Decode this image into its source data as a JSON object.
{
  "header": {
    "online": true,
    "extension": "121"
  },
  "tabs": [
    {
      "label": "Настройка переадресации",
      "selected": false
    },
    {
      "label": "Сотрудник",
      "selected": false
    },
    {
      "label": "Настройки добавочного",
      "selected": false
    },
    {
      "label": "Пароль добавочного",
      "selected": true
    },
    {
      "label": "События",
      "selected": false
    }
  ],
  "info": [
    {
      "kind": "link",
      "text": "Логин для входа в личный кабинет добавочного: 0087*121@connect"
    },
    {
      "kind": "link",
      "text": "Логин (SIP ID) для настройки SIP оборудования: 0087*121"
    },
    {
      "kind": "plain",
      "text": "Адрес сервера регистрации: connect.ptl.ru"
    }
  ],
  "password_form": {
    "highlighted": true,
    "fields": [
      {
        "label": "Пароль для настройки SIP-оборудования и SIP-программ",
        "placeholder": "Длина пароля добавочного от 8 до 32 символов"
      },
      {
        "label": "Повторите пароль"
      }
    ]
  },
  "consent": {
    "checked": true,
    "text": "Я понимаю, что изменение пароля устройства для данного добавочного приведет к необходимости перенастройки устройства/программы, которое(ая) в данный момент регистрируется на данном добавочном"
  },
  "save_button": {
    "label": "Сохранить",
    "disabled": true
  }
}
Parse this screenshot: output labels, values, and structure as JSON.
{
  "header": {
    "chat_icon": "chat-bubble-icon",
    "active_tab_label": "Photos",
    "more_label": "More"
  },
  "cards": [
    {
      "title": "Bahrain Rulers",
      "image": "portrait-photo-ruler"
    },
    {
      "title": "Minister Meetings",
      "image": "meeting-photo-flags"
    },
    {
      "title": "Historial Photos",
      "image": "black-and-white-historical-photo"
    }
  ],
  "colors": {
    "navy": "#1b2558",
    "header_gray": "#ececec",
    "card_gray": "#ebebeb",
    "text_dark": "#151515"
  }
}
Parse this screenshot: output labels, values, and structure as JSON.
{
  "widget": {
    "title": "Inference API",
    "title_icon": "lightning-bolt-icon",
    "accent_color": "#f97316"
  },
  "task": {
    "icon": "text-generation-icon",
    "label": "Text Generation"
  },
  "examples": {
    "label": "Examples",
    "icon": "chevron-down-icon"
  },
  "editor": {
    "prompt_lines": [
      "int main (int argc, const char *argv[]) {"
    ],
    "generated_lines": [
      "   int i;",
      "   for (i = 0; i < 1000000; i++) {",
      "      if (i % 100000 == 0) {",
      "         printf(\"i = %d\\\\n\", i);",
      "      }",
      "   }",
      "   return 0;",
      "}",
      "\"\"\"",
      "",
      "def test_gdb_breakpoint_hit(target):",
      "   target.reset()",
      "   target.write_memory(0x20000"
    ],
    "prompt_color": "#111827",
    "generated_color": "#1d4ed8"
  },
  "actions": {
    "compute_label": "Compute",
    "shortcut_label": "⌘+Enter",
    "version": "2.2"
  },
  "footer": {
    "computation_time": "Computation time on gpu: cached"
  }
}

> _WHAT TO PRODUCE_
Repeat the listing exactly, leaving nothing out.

> _EXPECTED OUTPUT_
Decode this image into its source data as a JSON object.
{
  "header": {
    "online": true,
    "extension": "121"
  },
  "tabs": [
    {
      "label": "Настройка переадресации",
      "selected": false
    },
    {
      "label": "Сотрудник",
      "selected": false
    },
    {
      "label": "Настройки добавочного",
      "selected": false
    },
    {
      "label": "Пароль добавочного",
      "selected": true
    },
    {
      "label": "События",
      "selected": false
    }
  ],
  "info": [
    {
      "kind": "link",
      "text": "Логин для входа в личный кабинет добавочного: 0087*121@connect"
    },
    {
      "kind": "link",
      "text": "Логин (SIP ID) для настройки SIP оборудования: 0087*121"
    },
    {
      "kind": "plain",
      "text": "Адрес сервера регистрации: connect.ptl.ru"
    }
  ],
  "password_form": {
    "highlighted": true,
    "fields": [
      {
        "label": "Пароль для настройки SIP-оборудования и SIP-программ",
        "placeholder": "Длина пароля добавочного от 8 до 32 символов"
      },
      {
        "label": "Повторите пароль"
      }
    ]
  },
  "consent": {
    "checked": true,
    "text": "Я понимаю, что изменение пароля устройства для данного добавочного приведет к необходимости перенастройки устройства/программы, которое(ая) в данный момент регистрируется на данном добавочном"
  },
  "save_button": {
    "label": "Сохранить",
    "disabled": true
  }
}
Parse this screenshot: output labels, values, and structure as JSON.
{
  "header": {
    "chat_icon": "chat-bubble-icon",
    "active_tab_label": "Photos",
    "more_label": "More"
  },
  "cards": [
    {
      "title": "Bahrain Rulers",
      "image": "portrait-photo-ruler"
    },
    {
      "title": "Minister Meetings",
      "image": "meeting-photo-flags"
    },
    {
      "title": "Historial Photos",
      "image": "black-and-white-historical-photo"
    }
  ],
  "colors": {
    "navy": "#1b2558",
    "header_gray": "#ececec",
    "card_gray": "#ebebeb",
    "text_dark": "#151515"
  }
}
Parse this screenshot: output labels, values, and structure as JSON.
{
  "widget": {
    "title": "Inference API",
    "title_icon": "lightning-bolt-icon",
    "accent_color": "#f97316"
  },
  "task": {
    "icon": "text-generation-icon",
    "label": "Text Generation"
  },
  "examples": {
    "label": "Examples",
    "icon": "chevron-down-icon"
  },
  "editor": {
    "prompt_lines": [
      "int main (int argc, const char *argv[]) {"
    ],
    "generated_lines": [
      "   int i;",
      "   for (i = 0; i < 1000000; i++) {",
      "      if (i % 100000 == 0) {",
      "         printf(\"i = %d\\\\n\", i);",
      "      }",
      "   }",
      "   return 0;",
      "}",
      "\"\"\"",
      "",
      "def test_gdb_breakpoint_hit(target):",
      "   target.reset()",
      "   target.write_memory(0x20000"
    ],
    "prompt_color": "#111827",
    "generated_color": "#1d4ed8"
  },
  "actions": {
    "compute_label": "Compute",
    "shortcut_label": "⌘+Enter",
    "version": "2.2"
  },
  "footer": {
    "computation_time": "Computation time on gpu: cached"
  }
}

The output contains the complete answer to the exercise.